“A lot of students feel abandoned almost by the guidance, because the guidance is confusing, in some cases it’s non-existent, in some cases contradictory,” explained Severn.
Rutherford County Schools shut its doors after reporting 14 bus drivers were out for COVID-related reasons. Inside cafeterias, 55 employees were out, affecting multiple schools in the district.
While parents and school boards across the state have been battling over masks, students say they are facing another issue.
“Do I worry about my health and stay home and quarantine, or do I go to school and do well in school?” questioned Severn.

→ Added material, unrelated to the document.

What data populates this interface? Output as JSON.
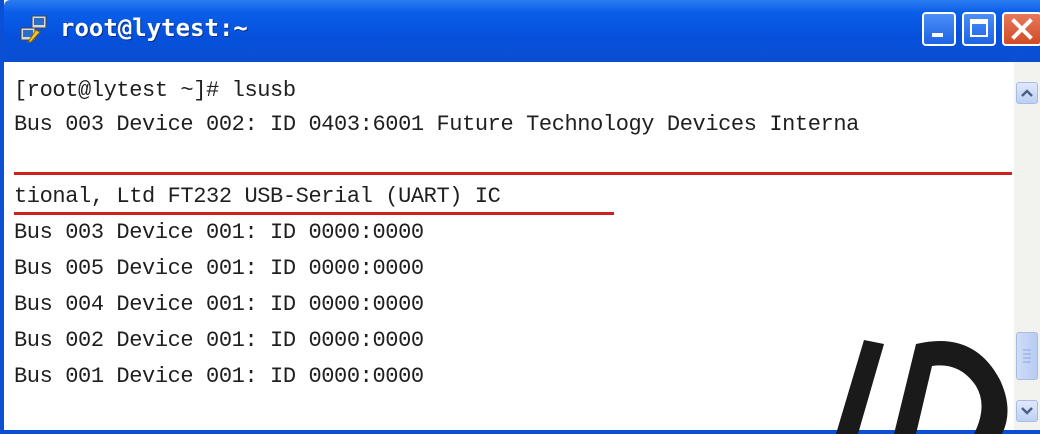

He says students are now debating whether or not to report COVID symptoms, out of fear of falling behind in the classroom.
“I’m in AP chemistry, for example, it’s a class that I love, but I can’t be out of that class for 17 days and expect to do as well, to perform as well as my [fellow] students and to make up the work, and that’s just one class,” explained Severn.

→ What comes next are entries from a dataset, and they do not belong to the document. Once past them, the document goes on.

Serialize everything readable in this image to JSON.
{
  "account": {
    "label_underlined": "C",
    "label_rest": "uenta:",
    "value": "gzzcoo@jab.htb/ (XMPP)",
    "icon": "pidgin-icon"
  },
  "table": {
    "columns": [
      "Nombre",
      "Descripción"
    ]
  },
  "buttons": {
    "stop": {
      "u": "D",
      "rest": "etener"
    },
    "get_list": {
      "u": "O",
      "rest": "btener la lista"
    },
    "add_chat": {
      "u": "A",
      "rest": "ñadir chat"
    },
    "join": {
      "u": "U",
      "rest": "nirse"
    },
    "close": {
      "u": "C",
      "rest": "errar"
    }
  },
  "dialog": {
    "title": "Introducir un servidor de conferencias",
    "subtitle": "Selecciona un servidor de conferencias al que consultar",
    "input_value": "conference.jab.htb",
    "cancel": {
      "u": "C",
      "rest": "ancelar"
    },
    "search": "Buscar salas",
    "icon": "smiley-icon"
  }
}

According to the district, “Those who are household contacts of a positive case will not be permitted to return to school for at least 17 days because of the sustained nature of the contact.”
Severn says right now, masks are optional inside Rutherford County Schools.
“I fall behind on my school work, and my grades start to drop, am I going to get into the college I want to do? And then it becomes this spiral that I myself am prone to,” said Severn.
Now, Severn is hoping the district will adopt a mandatory mask mandate in order to slow down the spread of the virus and reduce the number of students who have to quarantine. He along with fellow classmates plan on taking their concerns to the school board at the next meeting, set for Tuesday, September 7, at 5 p.m.